§ **Task description**:
Leave out the pictures and repeat every record exactly.

Website and app data records
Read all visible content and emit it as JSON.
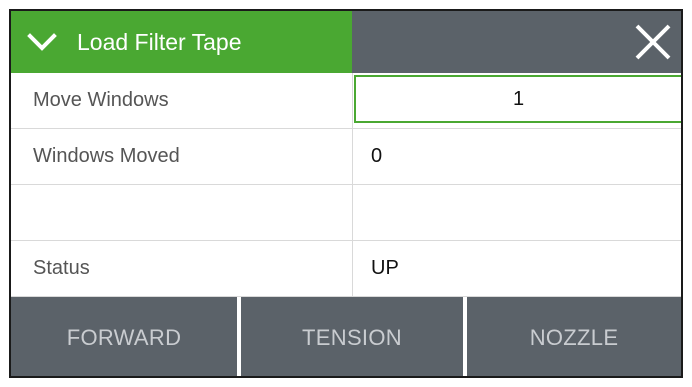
{
  "header": {
    "title": "Load Filter Tape",
    "collapse_icon": "chevron-down-icon",
    "close_icon": "close-icon",
    "accent_color": "#4aa832",
    "bar_color": "#5b6269"
  },
  "rows": [
    {
      "label": "Move Windows",
      "value": "1"
    },
    {
      "label": "Windows Moved",
      "value": "0"
    },
    {
      "label": "",
      "value": ""
    },
    {
      "label": "Status",
      "value": "UP"
    }
  ],
  "footer": {
    "buttons": [
      "FORWARD",
      "TENSION",
      "NOZZLE"
    ]
  }
}
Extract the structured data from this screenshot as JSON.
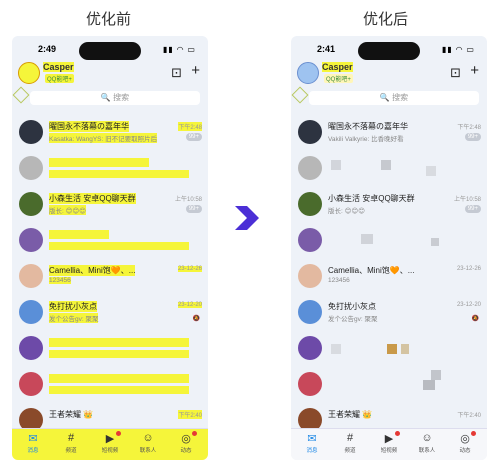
{
  "captions": {
    "before": "优化前",
    "after": "优化后"
  },
  "status": {
    "time_left": "2:49",
    "time_right": "2:41",
    "signal": "▮▮ ◠ ▭"
  },
  "user": {
    "name": "Casper",
    "status_left": "QQ能吧+",
    "status_right": "QQ能吧+"
  },
  "search": {
    "placeholder": "搜索"
  },
  "conversations": [
    {
      "name": "曜国永不落幕の嘉年华",
      "message": "Vakili Valkyrie: 比香晚好看",
      "message_left": "Kasatka: WangYS: 旧不记要取照片后",
      "time": "下午2:48",
      "badge": "99+",
      "avatar_color": "#2d3340"
    },
    {
      "name": "",
      "message": "",
      "time": "",
      "badge": "",
      "avatar_color": "#b7b7b7"
    },
    {
      "name": "小森生活 安卓QQ聊天群",
      "message": "版长: 😊😊😊",
      "message_left": "版长: 😊😊😊",
      "time": "上午10:58",
      "badge": "99+",
      "avatar_color": "#4a6b2c"
    },
    {
      "name": "",
      "message": "",
      "time": "",
      "badge": "",
      "avatar_color": "#7a5ca8"
    },
    {
      "name": "Camellia、Mini饱🧡、...",
      "message": "123456",
      "time": "23-12-26",
      "badge": "",
      "avatar_color": "#e3b9a0"
    },
    {
      "name": "免打扰小灰点",
      "message": "发个公告gv: 聚聚",
      "time": "23-12-20",
      "badge": "",
      "avatar_color": "#5a8fd8"
    },
    {
      "name": "",
      "message": "",
      "time": "",
      "badge": "",
      "avatar_color": "#6d4aa8"
    },
    {
      "name": "",
      "message": "",
      "time": "",
      "badge": "",
      "avatar_color": "#c8485a"
    },
    {
      "name": "王者荣耀 👑",
      "message": "",
      "time": "下午2:40",
      "badge": "",
      "avatar_color": "#8a4a2a"
    }
  ],
  "tabs": [
    {
      "label": "消息",
      "icon": "message-icon",
      "glyph": "✉"
    },
    {
      "label": "频道",
      "icon": "channel-icon",
      "glyph": "#"
    },
    {
      "label": "短视频",
      "icon": "video-icon",
      "glyph": "▶"
    },
    {
      "label": "联系人",
      "icon": "contacts-icon",
      "glyph": "☺"
    },
    {
      "label": "动态",
      "icon": "feed-icon",
      "glyph": "◎"
    }
  ],
  "colors": {
    "highlight": "#f5f53a",
    "accent": "#1e88e5",
    "arrow": "#4b2fd6",
    "phone_bg": "#eef2f8"
  }
}
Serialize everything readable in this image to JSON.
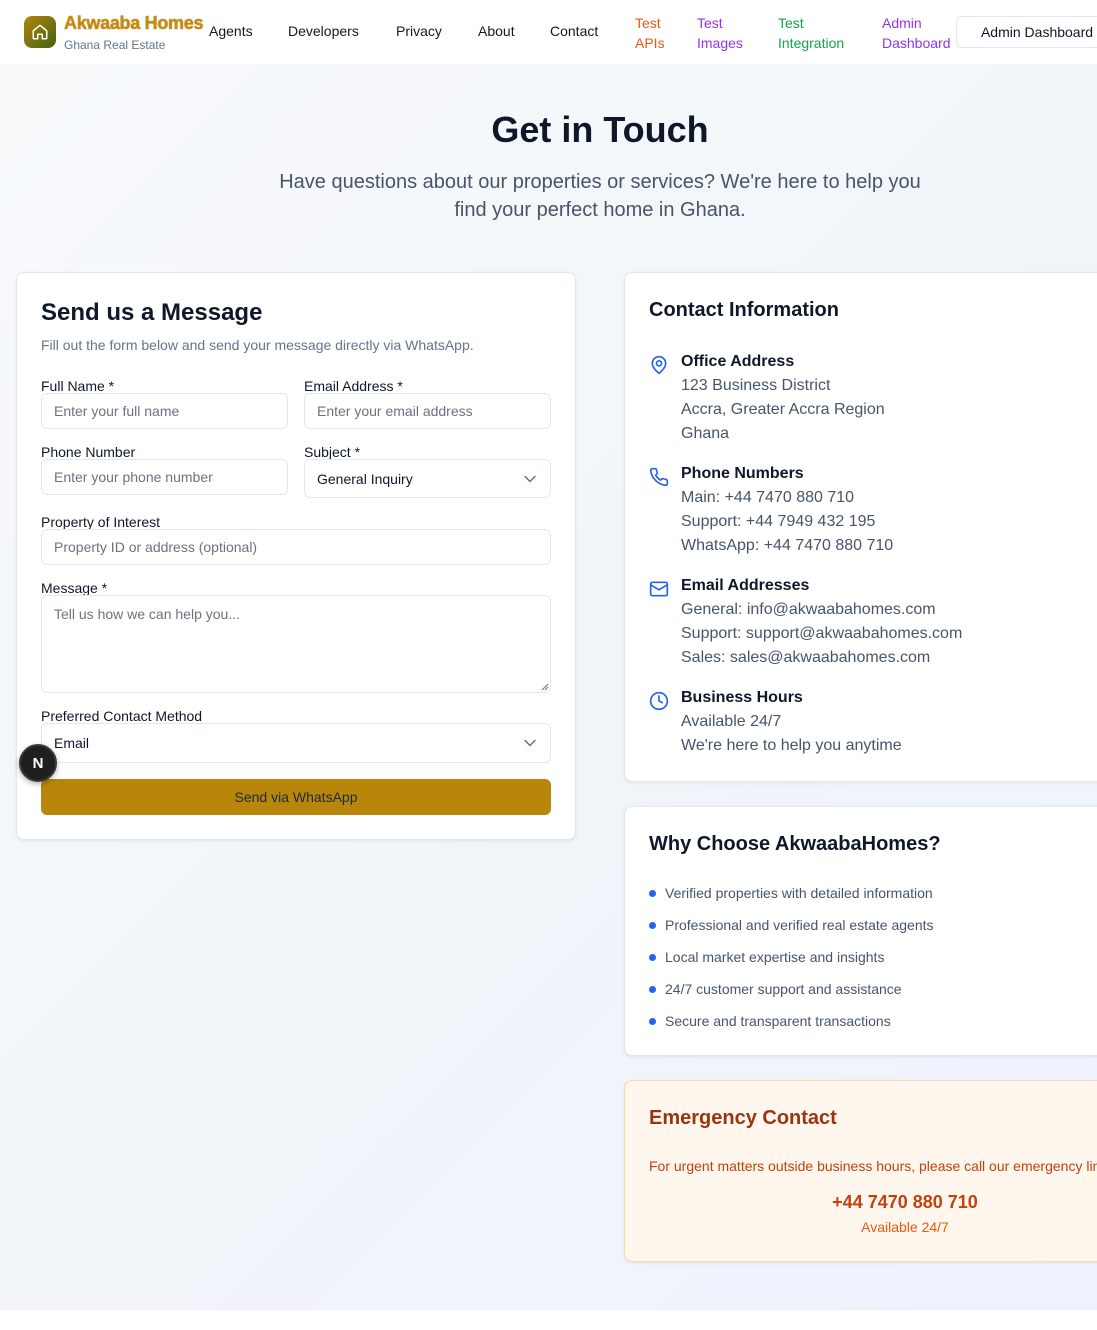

§ **Exercise answer**:
Read all visible content and emit it as JSON.
{
  "header": {
    "title": "Load Filter Tape",
    "collapse_icon": "chevron-down-icon",
    "close_icon": "close-icon",
    "accent_color": "#4aa832",
    "bar_color": "#5b6269"
  },
  "rows": [
    {
      "label": "Move Windows",
      "value": "1"
    },
    {
      "label": "Windows Moved",
      "value": "0"
    },
    {
      "label": "",
      "value": ""
    },
    {
      "label": "Status",
      "value": "UP"
    }
  ],
  "footer": {
    "buttons": [
      "FORWARD",
      "TENSION",
      "NOZZLE"
    ]
  }
}
Extract the structured data from this screenshot as JSON.
{
  "captions": {
    "before": "优化前",
    "after": "优化后"
  },
  "status": {
    "time_left": "2:49",
    "time_right": "2:41",
    "signal": "▮▮ ◠ ▭"
  },
  "user": {
    "name": "Casper",
    "status_left": "QQ能吧+",
    "status_right": "QQ能吧+"
  },
  "search": {
    "placeholder": "搜索"
  },
  "conversations": [
    {
      "name": "曜国永不落幕の嘉年华",
      "message": "Vakili Valkyrie: 比香晚好看",
      "message_left": "Kasatka: WangYS: 旧不记要取照片后",
      "time": "下午2:48",
      "badge": "99+",
      "avatar_color": "#2d3340"
    },
    {
      "name": "",
      "message": "",
      "time": "",
      "badge": "",
      "avatar_color": "#b7b7b7"
    },
    {
      "name": "小森生活 安卓QQ聊天群",
      "message": "版长: 😊😊😊",
      "message_left": "版长: 😊😊😊",
      "time": "上午10:58",
      "badge": "99+",
      "avatar_color": "#4a6b2c"
    },
    {
      "name": "",
      "message": "",
      "time": "",
      "badge": "",
      "avatar_color": "#7a5ca8"
    },
    {
      "name": "Camellia、Mini饱🧡、...",
      "message": "123456",
      "time": "23-12-26",
      "badge": "",
      "avatar_color": "#e3b9a0"
    },
    {
      "name": "免打扰小灰点",
      "message": "发个公告gv: 聚聚",
      "time": "23-12-20",
      "badge": "",
      "avatar_color": "#5a8fd8"
    },
    {
      "name": "",
      "message": "",
      "time": "",
      "badge": "",
      "avatar_color": "#6d4aa8"
    },
    {
      "name": "",
      "message": "",
      "time": "",
      "badge": "",
      "avatar_color": "#c8485a"
    },
    {
      "name": "王者荣耀 👑",
      "message": "",
      "time": "下午2:40",
      "badge": "",
      "avatar_color": "#8a4a2a"
    }
  ],
  "tabs": [
    {
      "label": "消息",
      "icon": "message-icon",
      "glyph": "✉"
    },
    {
      "label": "频道",
      "icon": "channel-icon",
      "glyph": "#"
    },
    {
      "label": "短视频",
      "icon": "video-icon",
      "glyph": "▶"
    },
    {
      "label": "联系人",
      "icon": "contacts-icon",
      "glyph": "☺"
    },
    {
      "label": "动态",
      "icon": "feed-icon",
      "glyph": "◎"
    }
  ],
  "colors": {
    "highlight": "#f5f53a",
    "accent": "#1e88e5",
    "arrow": "#4b2fd6",
    "phone_bg": "#eef2f8"
  }
}
Serialize everything readable in this image to JSON.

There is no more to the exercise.